▶ [Task directions] Where an entry contains an image, skip the image and print the rest exactly.

───

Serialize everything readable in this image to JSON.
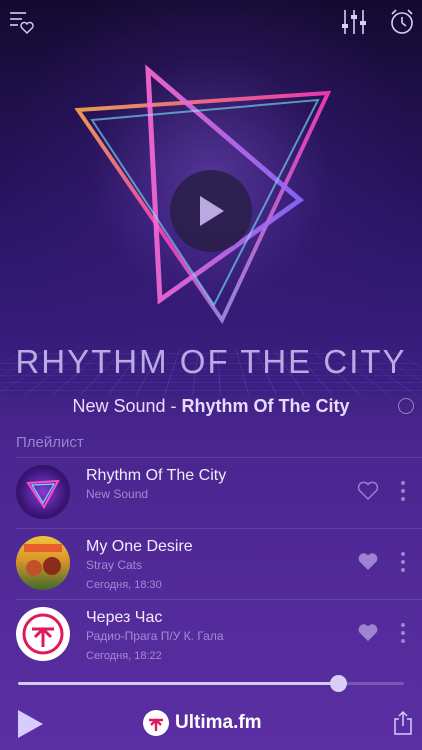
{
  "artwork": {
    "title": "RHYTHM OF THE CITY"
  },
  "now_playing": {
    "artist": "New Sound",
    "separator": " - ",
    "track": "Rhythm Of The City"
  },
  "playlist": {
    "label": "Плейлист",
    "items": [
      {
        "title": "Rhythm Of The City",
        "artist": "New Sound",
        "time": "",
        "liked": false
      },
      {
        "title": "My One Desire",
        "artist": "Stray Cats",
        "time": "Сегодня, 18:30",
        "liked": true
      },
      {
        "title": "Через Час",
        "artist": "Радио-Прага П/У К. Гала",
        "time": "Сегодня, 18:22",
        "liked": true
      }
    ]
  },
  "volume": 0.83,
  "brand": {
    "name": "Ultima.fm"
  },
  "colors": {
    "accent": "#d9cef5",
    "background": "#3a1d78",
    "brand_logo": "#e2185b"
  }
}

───

▶ [Result of this exercise]
Serialize everything readable in this image to JSON.
{
  "artwork": {
    "title": "RHYTHM OF THE CITY"
  },
  "now_playing": {
    "artist": "New Sound",
    "separator": " - ",
    "track": "Rhythm Of The City"
  },
  "playlist": {
    "label": "Плейлист",
    "items": [
      {
        "title": "Rhythm Of The City",
        "artist": "New Sound",
        "time": "",
        "liked": false
      },
      {
        "title": "My One Desire",
        "artist": "Stray Cats",
        "time": "Сегодня, 18:30",
        "liked": true
      },
      {
        "title": "Через Час",
        "artist": "Радио-Прага П/У К. Гала",
        "time": "Сегодня, 18:22",
        "liked": true
      }
    ]
  },
  "volume": 0.83,
  "brand": {
    "name": "Ultima.fm"
  },
  "colors": {
    "accent": "#d9cef5",
    "background": "#3a1d78",
    "brand_logo": "#e2185b"
  }
}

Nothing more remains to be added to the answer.